*** Opening Given records ***

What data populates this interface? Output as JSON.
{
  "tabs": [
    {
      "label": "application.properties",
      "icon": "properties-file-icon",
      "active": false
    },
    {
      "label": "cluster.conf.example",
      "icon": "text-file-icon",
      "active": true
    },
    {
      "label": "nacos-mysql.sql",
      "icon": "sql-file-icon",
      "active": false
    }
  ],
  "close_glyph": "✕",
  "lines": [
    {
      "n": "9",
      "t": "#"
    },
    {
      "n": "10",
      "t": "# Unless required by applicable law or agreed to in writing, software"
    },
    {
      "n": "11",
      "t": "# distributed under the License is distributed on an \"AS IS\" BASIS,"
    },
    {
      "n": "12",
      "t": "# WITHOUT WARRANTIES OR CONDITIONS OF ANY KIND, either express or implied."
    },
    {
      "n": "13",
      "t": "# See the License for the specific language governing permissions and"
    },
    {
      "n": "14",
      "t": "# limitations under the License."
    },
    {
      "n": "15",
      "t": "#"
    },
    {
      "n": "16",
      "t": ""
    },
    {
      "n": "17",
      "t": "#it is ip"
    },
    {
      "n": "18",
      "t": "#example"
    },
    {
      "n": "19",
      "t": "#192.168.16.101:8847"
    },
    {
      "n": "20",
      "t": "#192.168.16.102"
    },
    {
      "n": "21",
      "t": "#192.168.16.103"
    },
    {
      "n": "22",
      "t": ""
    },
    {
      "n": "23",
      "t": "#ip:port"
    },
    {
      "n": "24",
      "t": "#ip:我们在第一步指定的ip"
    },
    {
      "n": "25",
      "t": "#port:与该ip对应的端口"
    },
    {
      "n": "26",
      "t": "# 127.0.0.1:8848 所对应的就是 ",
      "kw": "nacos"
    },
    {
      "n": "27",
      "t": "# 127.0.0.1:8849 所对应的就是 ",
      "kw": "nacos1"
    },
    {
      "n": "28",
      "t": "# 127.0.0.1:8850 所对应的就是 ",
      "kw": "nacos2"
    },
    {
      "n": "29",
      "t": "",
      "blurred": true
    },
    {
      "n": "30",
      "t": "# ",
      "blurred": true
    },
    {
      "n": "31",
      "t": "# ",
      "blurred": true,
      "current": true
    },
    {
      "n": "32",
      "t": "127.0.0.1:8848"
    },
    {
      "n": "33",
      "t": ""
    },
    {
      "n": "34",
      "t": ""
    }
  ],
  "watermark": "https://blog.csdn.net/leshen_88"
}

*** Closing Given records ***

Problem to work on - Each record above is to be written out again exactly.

Expected output -
What data populates this interface? Output as JSON.
{
  "tabs": [
    {
      "label": "application.properties",
      "icon": "properties-file-icon",
      "active": false
    },
    {
      "label": "cluster.conf.example",
      "icon": "text-file-icon",
      "active": true
    },
    {
      "label": "nacos-mysql.sql",
      "icon": "sql-file-icon",
      "active": false
    }
  ],
  "close_glyph": "✕",
  "lines": [
    {
      "n": "9",
      "t": "#"
    },
    {
      "n": "10",
      "t": "# Unless required by applicable law or agreed to in writing, software"
    },
    {
      "n": "11",
      "t": "# distributed under the License is distributed on an \"AS IS\" BASIS,"
    },
    {
      "n": "12",
      "t": "# WITHOUT WARRANTIES OR CONDITIONS OF ANY KIND, either express or implied."
    },
    {
      "n": "13",
      "t": "# See the License for the specific language governing permissions and"
    },
    {
      "n": "14",
      "t": "# limitations under the License."
    },
    {
      "n": "15",
      "t": "#"
    },
    {
      "n": "16",
      "t": ""
    },
    {
      "n": "17",
      "t": "#it is ip"
    },
    {
      "n": "18",
      "t": "#example"
    },
    {
      "n": "19",
      "t": "#192.168.16.101:8847"
    },
    {
      "n": "20",
      "t": "#192.168.16.102"
    },
    {
      "n": "21",
      "t": "#192.168.16.103"
    },
    {
      "n": "22",
      "t": ""
    },
    {
      "n": "23",
      "t": "#ip:port"
    },
    {
      "n": "24",
      "t": "#ip:我们在第一步指定的ip"
    },
    {
      "n": "25",
      "t": "#port:与该ip对应的端口"
    },
    {
      "n": "26",
      "t": "# 127.0.0.1:8848 所对应的就是 ",
      "kw": "nacos"
    },
    {
      "n": "27",
      "t": "# 127.0.0.1:8849 所对应的就是 ",
      "kw": "nacos1"
    },
    {
      "n": "28",
      "t": "# 127.0.0.1:8850 所对应的就是 ",
      "kw": "nacos2"
    },
    {
      "n": "29",
      "t": "",
      "blurred": true
    },
    {
      "n": "30",
      "t": "# ",
      "blurred": true
    },
    {
      "n": "31",
      "t": "# ",
      "blurred": true,
      "current": true
    },
    {
      "n": "32",
      "t": "127.0.0.1:8848"
    },
    {
      "n": "33",
      "t": ""
    },
    {
      "n": "34",
      "t": ""
    }
  ],
  "watermark": "https://blog.csdn.net/leshen_88"
}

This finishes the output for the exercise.